Stored dataset items
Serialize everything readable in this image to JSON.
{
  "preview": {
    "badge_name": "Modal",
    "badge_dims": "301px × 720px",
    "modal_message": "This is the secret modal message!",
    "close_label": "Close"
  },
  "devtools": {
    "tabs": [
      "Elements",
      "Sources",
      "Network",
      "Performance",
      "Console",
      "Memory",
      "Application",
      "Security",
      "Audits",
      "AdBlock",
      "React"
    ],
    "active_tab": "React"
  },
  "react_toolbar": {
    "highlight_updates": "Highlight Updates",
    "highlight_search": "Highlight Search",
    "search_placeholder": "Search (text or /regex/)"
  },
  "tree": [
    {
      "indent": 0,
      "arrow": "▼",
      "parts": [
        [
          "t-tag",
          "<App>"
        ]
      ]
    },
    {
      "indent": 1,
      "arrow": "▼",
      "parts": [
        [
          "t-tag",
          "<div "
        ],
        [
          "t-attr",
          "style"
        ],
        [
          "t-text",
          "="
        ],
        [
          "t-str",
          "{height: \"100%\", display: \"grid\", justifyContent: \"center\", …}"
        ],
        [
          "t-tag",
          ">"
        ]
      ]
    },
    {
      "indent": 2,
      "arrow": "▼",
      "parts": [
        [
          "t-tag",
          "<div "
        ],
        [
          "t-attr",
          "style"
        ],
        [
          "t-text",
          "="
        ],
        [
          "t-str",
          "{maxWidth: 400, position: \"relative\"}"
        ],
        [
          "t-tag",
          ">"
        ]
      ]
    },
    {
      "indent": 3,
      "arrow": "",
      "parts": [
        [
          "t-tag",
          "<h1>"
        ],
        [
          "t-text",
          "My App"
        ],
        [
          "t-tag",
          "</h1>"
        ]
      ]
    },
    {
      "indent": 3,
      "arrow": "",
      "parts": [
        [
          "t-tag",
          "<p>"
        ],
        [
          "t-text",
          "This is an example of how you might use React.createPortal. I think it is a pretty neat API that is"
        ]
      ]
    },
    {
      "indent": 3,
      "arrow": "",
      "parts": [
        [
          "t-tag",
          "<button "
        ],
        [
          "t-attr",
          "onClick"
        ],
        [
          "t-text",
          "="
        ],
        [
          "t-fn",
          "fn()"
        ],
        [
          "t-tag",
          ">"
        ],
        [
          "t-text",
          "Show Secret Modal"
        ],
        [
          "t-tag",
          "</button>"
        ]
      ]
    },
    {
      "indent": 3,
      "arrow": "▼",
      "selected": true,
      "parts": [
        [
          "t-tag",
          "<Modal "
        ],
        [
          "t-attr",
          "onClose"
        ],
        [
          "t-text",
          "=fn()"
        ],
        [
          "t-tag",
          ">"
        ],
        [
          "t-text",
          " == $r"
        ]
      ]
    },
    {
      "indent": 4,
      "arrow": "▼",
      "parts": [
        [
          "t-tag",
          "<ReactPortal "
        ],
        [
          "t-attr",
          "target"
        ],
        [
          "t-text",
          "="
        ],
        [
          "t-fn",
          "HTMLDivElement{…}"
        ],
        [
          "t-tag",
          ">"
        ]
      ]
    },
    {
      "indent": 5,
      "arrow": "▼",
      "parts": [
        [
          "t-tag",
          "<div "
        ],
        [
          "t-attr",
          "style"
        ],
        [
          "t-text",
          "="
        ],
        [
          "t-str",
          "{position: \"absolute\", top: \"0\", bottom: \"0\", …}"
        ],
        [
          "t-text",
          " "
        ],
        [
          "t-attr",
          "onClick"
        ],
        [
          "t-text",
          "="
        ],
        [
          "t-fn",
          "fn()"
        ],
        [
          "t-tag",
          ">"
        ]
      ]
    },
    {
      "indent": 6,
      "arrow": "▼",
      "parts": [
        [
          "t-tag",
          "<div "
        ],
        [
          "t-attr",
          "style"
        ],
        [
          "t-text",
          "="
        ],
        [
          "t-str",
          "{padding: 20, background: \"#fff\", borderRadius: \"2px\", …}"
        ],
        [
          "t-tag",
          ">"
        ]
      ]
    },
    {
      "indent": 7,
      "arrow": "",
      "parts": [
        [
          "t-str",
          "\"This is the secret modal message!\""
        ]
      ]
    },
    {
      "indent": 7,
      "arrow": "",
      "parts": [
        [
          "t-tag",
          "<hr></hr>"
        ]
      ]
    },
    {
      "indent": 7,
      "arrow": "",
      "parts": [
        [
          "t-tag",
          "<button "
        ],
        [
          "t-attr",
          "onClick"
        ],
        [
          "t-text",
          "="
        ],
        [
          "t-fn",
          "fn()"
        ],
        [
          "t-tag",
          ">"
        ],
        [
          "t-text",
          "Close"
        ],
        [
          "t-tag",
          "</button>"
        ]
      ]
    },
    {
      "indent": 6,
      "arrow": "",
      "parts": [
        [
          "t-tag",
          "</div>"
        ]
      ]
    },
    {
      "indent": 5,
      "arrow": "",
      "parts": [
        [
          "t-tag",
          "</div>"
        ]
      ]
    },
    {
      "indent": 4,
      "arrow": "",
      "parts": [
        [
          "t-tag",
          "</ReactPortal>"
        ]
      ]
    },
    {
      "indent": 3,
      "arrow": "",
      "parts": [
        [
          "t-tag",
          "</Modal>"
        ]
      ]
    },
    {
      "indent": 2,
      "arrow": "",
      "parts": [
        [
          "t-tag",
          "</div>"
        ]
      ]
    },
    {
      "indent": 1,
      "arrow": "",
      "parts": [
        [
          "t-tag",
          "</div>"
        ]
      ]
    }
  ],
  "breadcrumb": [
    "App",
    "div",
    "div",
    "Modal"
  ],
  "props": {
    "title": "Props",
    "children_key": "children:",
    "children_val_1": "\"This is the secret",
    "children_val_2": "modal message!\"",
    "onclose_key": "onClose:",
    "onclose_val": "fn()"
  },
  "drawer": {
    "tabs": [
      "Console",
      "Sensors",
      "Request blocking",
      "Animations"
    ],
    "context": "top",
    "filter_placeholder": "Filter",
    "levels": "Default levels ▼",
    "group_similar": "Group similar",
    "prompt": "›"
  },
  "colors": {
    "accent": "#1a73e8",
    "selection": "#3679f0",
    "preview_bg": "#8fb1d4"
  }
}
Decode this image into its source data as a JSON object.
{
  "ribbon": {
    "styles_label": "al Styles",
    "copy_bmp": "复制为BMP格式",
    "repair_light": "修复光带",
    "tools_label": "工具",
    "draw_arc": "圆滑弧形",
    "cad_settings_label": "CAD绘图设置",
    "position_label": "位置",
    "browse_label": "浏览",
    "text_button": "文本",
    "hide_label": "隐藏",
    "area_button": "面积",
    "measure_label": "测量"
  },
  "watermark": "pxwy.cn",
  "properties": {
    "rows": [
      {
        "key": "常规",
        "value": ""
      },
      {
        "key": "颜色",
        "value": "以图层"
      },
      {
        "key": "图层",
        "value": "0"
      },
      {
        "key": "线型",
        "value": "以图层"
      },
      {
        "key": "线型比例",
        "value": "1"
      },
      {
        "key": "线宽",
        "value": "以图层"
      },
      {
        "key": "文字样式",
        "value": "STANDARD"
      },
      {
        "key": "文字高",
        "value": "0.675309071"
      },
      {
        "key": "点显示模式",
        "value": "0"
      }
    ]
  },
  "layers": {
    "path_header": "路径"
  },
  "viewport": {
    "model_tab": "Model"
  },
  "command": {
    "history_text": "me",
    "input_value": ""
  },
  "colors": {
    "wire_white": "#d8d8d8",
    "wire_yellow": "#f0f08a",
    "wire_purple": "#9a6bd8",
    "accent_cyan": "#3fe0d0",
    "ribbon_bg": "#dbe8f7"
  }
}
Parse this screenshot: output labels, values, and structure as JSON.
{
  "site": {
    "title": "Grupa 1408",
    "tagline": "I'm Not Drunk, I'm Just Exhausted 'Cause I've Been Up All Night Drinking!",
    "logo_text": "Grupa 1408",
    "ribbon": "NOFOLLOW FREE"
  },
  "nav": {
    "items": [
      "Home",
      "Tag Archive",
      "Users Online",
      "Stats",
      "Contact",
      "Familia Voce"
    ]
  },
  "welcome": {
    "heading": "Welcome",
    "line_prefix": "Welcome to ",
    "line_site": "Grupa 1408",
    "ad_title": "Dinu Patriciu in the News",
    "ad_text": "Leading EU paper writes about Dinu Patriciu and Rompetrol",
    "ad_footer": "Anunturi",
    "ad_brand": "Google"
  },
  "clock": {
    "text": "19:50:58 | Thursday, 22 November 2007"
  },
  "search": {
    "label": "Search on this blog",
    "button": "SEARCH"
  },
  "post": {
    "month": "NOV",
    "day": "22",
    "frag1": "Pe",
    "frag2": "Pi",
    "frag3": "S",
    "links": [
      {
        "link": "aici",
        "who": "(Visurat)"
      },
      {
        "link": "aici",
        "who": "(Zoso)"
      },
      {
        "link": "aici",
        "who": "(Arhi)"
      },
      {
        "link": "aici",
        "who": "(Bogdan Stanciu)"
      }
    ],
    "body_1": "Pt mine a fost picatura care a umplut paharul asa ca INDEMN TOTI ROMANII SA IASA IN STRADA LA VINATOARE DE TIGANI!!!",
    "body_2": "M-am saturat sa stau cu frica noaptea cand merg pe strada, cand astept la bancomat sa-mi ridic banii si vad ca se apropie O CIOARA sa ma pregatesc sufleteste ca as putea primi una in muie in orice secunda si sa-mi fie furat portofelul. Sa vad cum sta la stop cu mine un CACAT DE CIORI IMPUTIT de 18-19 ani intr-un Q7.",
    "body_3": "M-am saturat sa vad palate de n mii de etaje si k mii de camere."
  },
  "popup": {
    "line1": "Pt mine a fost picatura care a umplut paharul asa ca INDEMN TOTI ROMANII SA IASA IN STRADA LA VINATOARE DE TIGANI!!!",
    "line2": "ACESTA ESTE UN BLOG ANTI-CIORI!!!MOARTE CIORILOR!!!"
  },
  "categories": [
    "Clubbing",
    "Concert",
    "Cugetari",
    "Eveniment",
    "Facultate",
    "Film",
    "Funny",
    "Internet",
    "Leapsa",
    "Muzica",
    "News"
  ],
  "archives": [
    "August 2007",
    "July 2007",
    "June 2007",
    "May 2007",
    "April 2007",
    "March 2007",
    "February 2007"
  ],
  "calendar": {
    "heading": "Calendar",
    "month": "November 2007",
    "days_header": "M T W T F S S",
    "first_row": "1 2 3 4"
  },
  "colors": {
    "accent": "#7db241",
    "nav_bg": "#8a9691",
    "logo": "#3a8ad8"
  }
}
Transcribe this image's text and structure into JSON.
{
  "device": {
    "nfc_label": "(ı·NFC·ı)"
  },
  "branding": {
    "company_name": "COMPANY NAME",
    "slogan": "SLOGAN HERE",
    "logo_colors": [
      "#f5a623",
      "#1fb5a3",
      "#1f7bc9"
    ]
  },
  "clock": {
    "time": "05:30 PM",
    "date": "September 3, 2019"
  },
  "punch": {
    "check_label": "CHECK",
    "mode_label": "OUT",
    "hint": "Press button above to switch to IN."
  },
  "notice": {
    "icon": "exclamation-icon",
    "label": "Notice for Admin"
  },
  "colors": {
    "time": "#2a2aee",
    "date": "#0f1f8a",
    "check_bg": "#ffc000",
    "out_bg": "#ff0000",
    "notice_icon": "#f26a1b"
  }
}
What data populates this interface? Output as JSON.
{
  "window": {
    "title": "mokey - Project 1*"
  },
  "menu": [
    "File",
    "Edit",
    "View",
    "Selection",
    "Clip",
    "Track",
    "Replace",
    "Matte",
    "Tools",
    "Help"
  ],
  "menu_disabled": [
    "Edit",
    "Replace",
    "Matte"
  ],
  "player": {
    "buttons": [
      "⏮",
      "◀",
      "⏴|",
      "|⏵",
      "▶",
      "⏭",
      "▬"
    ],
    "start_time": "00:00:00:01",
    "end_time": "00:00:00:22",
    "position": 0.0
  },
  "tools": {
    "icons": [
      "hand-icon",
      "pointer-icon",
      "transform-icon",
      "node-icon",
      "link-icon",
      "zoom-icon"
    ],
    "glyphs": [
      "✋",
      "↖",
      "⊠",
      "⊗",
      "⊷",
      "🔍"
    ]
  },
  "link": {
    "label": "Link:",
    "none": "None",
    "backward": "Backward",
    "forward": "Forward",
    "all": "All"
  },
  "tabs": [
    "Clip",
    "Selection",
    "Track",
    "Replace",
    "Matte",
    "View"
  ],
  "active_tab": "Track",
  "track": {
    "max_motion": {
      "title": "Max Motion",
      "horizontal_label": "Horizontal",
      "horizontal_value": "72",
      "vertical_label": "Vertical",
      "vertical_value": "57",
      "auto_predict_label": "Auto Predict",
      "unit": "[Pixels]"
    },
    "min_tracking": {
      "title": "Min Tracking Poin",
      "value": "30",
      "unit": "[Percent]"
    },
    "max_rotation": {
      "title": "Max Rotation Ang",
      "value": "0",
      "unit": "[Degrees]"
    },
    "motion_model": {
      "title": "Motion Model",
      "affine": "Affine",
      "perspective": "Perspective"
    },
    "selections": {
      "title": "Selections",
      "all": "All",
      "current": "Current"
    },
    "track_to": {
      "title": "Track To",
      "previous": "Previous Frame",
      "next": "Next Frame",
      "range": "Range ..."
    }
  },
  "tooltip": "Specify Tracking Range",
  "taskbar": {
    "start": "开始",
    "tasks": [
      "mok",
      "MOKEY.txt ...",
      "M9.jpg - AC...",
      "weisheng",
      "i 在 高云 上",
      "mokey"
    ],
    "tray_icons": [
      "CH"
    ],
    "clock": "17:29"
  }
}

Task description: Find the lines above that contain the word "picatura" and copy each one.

Task answer:
    "body_1": "Pt mine a fost picatura care a umplut paharul asa ca INDEMN TOTI ROMANII SA IASA IN STRADA LA VINATOARE DE TIGANI!!!",
    "line1": "Pt mine a fost picatura care a umplut paharul asa ca INDEMN TOTI ROMANII SA IASA IN STRADA LA VINATOARE DE TIGANI!!!",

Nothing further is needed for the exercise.